Exit John McLaughlin
Three months earlier, in May, Richard Cleary, S.J., the provincial superior of the Jesuits in New England, told the Boston press that he had called Father McLaughlin to return to Boston for an eight-day retreat to reconsider his lifestyle and his interpretations of moral laws, which some had misunderstood as representing those of the Society of Jesus. Father McLaughlin dismissed Father Cleary’s comments as coming from the “geopolitical center of liberal thinking...Massachusetts, the only state out of step with the rest of the country.” By the end of the month they had resolved their differences. But in October The National Jesuit News reported that Father Cleary had ordered Father McLaughlin to resign from the White House. Father McLaughlin claimed he quit because President Ford wanted a new staff. He promptly left the Society of Jesus, worked for several years in radio and television talk shows, and still presides over a long-running Sunday morning political panel called “The McLaughlin Group.” He did not respond to several requests to be interviewed for this article.
Frank Haig, S.J., asked recently what his brother learned from the Watergate experience, described Alexander’s impatience when diplomats from other countries as well as Americans talked in terms of loyalty to the president or some national leader. “He learned that being an American has nothing to do with race or color or religion or origin or wealth. It is your devotion to the founding principles: the Declaration of Independence and the Constitution.”
America, in its end-of-the-year editorial (12/28/74), said that “our national experience reflects the dilemma behind the crisis of leadership throughout the world....The temptation is to withdraw and seek compensation...in...prayer and intimacy. Still, total preoccupation with a private life...becomes unreal. The challenge, then...is to bring the insight and the courage that arise from this personal center into the public struggle to redeem the systems within which we live.”
This article has been revised to reflect the following correction:
Correction: June 23, 2014
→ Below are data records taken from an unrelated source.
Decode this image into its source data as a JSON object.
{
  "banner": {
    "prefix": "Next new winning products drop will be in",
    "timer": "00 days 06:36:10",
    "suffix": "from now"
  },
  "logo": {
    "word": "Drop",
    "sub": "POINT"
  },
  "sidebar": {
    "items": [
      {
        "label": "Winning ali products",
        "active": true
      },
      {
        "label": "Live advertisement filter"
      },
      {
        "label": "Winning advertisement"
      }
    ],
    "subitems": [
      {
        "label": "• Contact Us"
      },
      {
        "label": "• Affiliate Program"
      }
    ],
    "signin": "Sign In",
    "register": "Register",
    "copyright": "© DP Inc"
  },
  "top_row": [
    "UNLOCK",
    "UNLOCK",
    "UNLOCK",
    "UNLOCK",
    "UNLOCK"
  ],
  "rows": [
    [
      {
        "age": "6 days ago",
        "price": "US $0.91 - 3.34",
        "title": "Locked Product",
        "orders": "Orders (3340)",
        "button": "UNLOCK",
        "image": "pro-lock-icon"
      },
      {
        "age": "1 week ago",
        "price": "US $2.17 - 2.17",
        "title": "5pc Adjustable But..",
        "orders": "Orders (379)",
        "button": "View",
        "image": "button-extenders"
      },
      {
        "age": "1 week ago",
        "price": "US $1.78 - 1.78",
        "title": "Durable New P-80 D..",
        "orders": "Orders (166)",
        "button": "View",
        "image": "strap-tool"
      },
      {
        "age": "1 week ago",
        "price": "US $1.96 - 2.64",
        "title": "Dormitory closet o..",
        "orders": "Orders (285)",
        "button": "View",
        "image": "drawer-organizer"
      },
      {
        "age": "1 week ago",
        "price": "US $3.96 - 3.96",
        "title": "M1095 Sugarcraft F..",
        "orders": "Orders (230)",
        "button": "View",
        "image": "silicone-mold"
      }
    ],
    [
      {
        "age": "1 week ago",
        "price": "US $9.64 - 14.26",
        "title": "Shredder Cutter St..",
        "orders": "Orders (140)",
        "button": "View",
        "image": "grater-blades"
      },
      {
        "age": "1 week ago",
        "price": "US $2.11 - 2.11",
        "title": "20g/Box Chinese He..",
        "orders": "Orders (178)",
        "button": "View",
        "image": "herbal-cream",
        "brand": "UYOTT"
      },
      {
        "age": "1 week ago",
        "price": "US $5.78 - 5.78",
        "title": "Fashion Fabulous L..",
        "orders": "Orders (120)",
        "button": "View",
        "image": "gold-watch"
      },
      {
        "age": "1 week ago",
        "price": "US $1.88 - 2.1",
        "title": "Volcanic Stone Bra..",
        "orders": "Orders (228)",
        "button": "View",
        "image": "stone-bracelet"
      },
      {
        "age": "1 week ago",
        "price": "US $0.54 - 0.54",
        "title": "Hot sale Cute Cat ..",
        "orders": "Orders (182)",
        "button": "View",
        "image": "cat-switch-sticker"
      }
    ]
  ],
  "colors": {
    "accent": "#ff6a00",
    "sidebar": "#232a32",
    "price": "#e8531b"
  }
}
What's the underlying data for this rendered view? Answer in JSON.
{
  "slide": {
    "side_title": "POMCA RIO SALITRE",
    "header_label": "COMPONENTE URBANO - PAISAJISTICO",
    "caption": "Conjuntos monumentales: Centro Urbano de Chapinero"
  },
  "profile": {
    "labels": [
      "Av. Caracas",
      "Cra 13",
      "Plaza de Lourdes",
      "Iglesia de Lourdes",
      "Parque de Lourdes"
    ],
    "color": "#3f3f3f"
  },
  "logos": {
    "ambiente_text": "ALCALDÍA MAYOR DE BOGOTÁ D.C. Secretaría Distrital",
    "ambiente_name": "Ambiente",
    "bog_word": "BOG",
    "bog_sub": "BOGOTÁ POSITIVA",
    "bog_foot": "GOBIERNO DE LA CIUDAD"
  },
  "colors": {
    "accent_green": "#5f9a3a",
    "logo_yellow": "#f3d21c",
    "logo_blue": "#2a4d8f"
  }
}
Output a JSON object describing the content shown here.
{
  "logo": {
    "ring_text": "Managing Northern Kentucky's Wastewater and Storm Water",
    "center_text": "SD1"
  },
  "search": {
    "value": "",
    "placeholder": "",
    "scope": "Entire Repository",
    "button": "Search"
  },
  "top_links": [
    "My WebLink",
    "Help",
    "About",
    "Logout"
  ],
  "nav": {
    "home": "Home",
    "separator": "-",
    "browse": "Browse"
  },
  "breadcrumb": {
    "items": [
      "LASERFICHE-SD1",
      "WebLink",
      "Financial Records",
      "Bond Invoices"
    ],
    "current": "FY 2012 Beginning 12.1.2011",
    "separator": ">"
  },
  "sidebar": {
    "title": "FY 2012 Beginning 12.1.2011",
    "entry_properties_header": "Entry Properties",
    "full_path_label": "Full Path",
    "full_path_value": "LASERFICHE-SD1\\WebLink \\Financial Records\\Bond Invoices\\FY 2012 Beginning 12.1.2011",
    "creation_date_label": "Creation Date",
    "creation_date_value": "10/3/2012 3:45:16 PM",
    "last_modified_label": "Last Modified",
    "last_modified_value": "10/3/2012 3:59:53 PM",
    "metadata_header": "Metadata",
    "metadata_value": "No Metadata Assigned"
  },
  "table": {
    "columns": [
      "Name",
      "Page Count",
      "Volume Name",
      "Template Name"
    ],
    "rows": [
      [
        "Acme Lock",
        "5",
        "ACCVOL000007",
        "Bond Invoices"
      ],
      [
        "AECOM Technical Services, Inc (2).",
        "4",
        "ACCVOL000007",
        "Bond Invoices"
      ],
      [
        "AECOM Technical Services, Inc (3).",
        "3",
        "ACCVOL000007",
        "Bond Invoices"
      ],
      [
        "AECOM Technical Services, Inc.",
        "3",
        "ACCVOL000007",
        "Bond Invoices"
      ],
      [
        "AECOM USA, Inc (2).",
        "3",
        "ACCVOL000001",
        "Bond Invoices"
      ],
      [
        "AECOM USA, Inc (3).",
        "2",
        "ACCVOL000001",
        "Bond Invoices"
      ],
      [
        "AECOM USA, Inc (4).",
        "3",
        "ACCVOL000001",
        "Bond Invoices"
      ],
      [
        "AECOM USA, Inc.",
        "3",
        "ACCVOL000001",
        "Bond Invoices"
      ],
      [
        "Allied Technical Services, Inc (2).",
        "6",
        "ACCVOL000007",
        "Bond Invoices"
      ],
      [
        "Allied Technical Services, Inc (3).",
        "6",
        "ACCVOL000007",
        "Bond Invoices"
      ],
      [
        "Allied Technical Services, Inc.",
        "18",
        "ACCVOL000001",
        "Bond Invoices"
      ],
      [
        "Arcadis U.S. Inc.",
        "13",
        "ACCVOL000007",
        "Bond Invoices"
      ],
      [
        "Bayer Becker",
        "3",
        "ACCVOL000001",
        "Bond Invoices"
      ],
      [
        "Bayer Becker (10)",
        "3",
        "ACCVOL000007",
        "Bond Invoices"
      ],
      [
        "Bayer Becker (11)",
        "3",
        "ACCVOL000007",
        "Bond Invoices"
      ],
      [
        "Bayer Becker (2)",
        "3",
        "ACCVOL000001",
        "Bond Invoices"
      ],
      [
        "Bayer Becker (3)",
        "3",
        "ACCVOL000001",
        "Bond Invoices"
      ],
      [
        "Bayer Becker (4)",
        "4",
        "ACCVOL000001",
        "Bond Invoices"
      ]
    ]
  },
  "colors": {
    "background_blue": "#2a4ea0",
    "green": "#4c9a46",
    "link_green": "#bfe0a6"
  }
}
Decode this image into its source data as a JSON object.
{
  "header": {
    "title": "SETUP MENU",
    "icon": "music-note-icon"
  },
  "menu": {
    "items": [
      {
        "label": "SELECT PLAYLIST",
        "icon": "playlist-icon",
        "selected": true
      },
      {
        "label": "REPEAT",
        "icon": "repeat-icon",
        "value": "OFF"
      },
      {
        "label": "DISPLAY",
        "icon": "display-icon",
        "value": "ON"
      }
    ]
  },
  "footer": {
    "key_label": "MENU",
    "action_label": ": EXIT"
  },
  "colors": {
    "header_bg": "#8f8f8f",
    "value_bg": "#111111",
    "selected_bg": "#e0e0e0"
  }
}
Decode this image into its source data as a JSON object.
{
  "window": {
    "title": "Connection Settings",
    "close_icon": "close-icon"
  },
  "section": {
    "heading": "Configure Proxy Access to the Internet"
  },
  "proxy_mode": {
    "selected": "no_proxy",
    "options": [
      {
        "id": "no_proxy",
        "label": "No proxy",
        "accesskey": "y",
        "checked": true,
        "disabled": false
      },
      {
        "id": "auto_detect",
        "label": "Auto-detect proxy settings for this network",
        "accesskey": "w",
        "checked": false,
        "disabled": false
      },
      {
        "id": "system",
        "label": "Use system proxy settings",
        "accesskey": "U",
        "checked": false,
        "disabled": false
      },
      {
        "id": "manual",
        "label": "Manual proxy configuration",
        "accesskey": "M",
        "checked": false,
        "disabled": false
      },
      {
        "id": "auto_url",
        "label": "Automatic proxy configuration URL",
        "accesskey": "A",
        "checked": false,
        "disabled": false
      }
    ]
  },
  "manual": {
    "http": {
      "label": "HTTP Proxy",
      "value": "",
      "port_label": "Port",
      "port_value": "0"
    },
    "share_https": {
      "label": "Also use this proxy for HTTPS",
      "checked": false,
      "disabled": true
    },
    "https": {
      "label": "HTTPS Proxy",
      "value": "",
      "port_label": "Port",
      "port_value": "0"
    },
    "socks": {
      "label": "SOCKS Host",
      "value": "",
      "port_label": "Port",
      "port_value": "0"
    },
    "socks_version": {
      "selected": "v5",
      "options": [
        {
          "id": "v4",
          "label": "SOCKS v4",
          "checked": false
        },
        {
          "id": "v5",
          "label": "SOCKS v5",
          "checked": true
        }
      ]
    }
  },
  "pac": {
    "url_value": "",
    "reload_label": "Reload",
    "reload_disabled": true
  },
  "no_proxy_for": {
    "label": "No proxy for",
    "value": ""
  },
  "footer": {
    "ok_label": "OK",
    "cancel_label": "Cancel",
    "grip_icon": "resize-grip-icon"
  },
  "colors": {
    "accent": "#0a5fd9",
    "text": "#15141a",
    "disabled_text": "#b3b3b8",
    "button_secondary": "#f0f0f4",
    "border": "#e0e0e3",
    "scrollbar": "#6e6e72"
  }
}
An earlier version of this article misidentified the year that John McLaughlin was ordained to the priesthood. It was 1959, not 1947.
Click here for America's coverage of Watergate as events unfolded between the summers of 1972 and 1974.